Pressure washing is a type of cleaning system that uses high-intensity water pressure to clean off materials or debris from surfaces where normal cleaning methods either would not work, or would be too time intensive or dangerous to undertake.
Whilst pressure washing can be very effective, the very nature of how it works means that it carries a certain amount of risk with it, which needs to be managed in order to maintain the health and safety of everyone involved in the process. It is important that anyone using such a system is properly trained in all aspects of how to use it
Risks of pressure washing
The main risks of pressure washing are often intensified when the work needs to be carry out in a small confined area, which is often the case. There is often a risk of the operative being cut or injured from the jet stream of the water, as well as a risk of injury from debris that is discharged during the cleaning process. There is sometimes a risk of being exposed to hazardous chemicals and biological materials.

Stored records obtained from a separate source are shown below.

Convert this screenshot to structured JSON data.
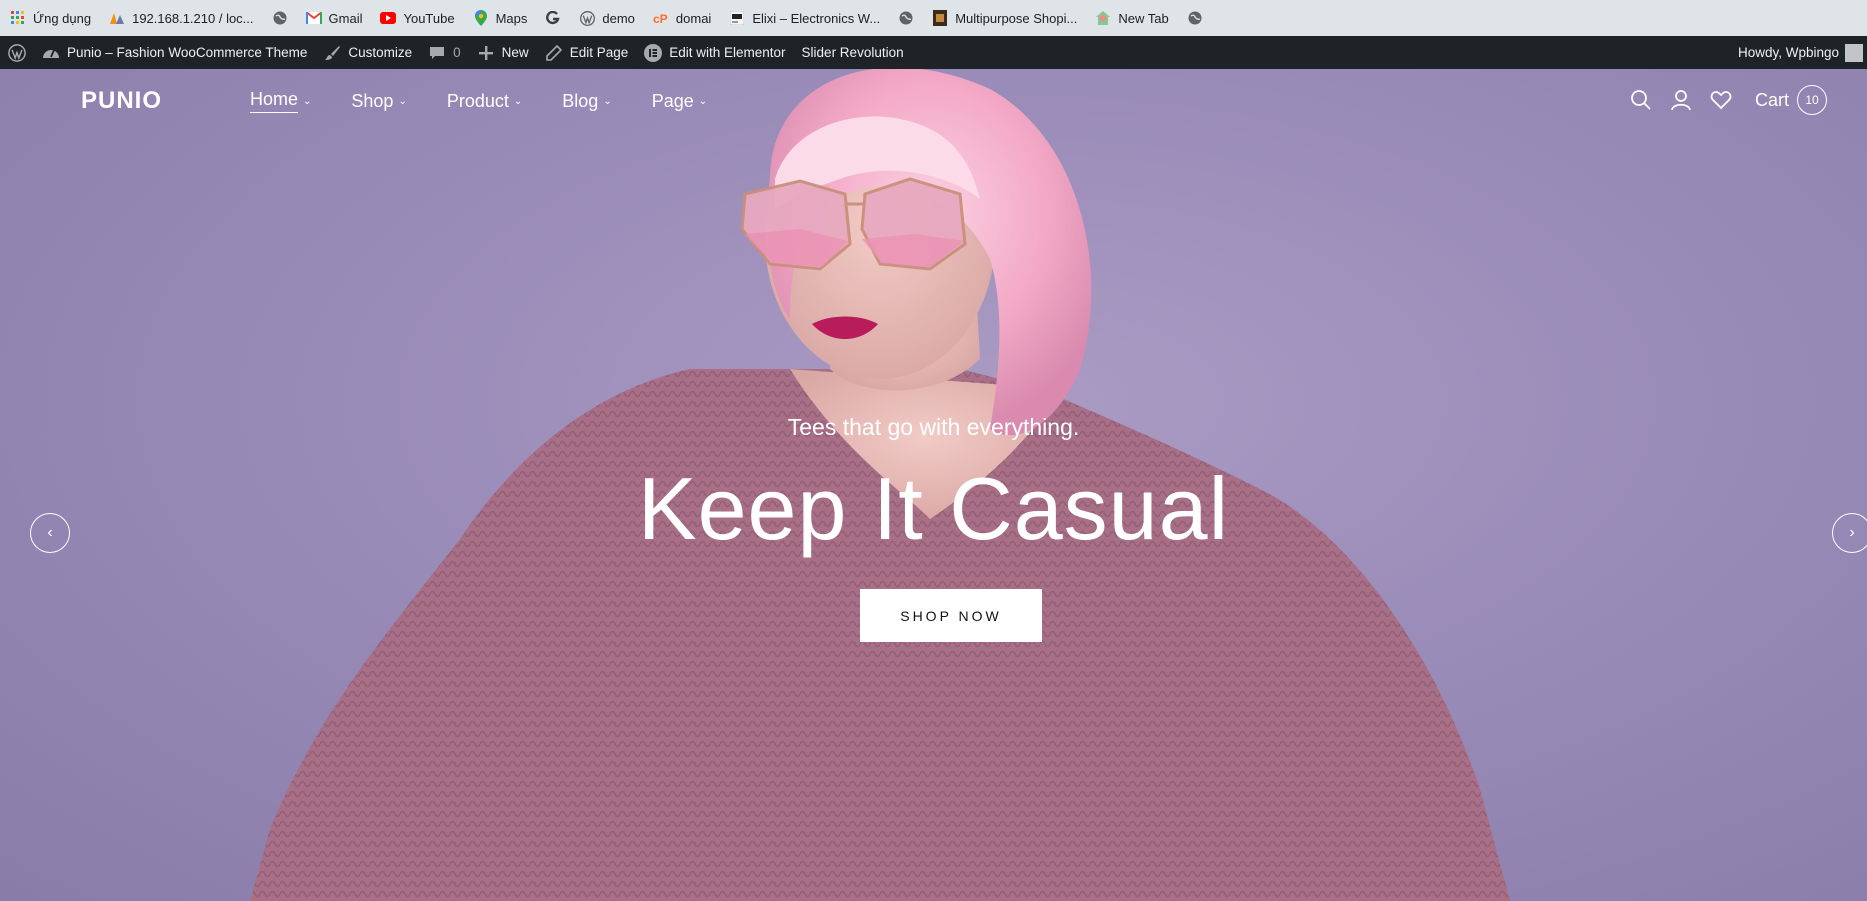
{
  "bookmarks": [
    {
      "label": "Ứng dụng",
      "icon": "apps-grid-icon"
    },
    {
      "label": "192.168.1.210 / loc...",
      "icon": "phpmyadmin-icon"
    },
    {
      "label": "",
      "icon": "globe-icon"
    },
    {
      "label": "Gmail",
      "icon": "gmail-icon"
    },
    {
      "label": "YouTube",
      "icon": "youtube-icon"
    },
    {
      "label": "Maps",
      "icon": "maps-pin-icon"
    },
    {
      "label": "",
      "icon": "opera-g-icon"
    },
    {
      "label": "demo",
      "icon": "wordpress-icon"
    },
    {
      "label": "domai",
      "icon": "cpanel-icon"
    },
    {
      "label": "Elixi – Electronics W...",
      "icon": "site-thumb-icon"
    },
    {
      "label": "",
      "icon": "globe-icon"
    },
    {
      "label": "Multipurpose Shopi...",
      "icon": "shop-thumb-icon"
    },
    {
      "label": "New Tab",
      "icon": "new-tab-icon"
    },
    {
      "label": "",
      "icon": "globe-icon"
    }
  ],
  "adminbar": {
    "site": "Punio – Fashion WooCommerce Theme",
    "customize": "Customize",
    "comments": "0",
    "new": "New",
    "edit_page": "Edit Page",
    "elementor": "Edit with Elementor",
    "slider": "Slider Revolution",
    "howdy": "Howdy, Wpbingo"
  },
  "header": {
    "logo": "PUNIO",
    "nav": [
      "Home",
      "Shop",
      "Product",
      "Blog",
      "Page"
    ],
    "cart_label": "Cart",
    "cart_count": "10"
  },
  "slide": {
    "tagline": "Tees that go with everything.",
    "headline": "Keep It Casual",
    "cta": "SHOP NOW",
    "prev": "‹",
    "next": "›"
  },
  "colors": {
    "admin_bg": "#1d2327",
    "bookmarks_bg": "#dfe4e8",
    "hero_bg": "#9a8cb8",
    "sweater": "#a86f86",
    "hair": "#f2a6c4"
  }
}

These risks need to be clearly identified before any work is carried out, and managed in such a way as to minimise any likelihood of injury or harm to any individual.
Equipment care and maintenance
A big part of minimising the risk of any pressure washing is to make sure that the equipment is always maintained and repaired in accordance with the manufacturer's instructions. This should be the responsibility of a designated person, who should keep records of all service checks and inspections.
A pressure washing system will normally consist of a pump unit, various filters and strainers, hose assemblies, nozzles and possibly a high-pressure jetting gun. It is important for anyone who is going to use this equipment to understand how it works and to be able to spot any deficiencies in the system that might lead to it not working properly.
Personal protective equipment
In addition to the pressure washing equipment, the health and safety of the individual or individuals using the system should also involve providing protective equipment when necessary, which should be worn at all times.
Head and eye protection is crucial, and occupational protective helmets should always be worn when required. Safety glasses and a face shield should also always be worn by anyone operating the system, as there is always a real danger of a flow-back from the water jet, as well as a danger of any flying debris hitting the individual in the face.
Other areas of the body also need to be protected, especially if there is any exposure to chemical or biological hazards, or when working with certain materials. It should noted that water pressure systems should not be used in certain scenarios, such as when cleaning any surface that may contain asbestos. This can either be waterproof protective clothing, or liquid- or chemical-resistant suits if a situation warrants it. Hand protection gloves should also be worn when necessary.
There are also risks associated with noise and respiratory problems, stemming from the nature of the work. These should always be assessed and managed in such a way to reduce or eliminate, as far as is practical, any risk to the individual or people using the water pressure system.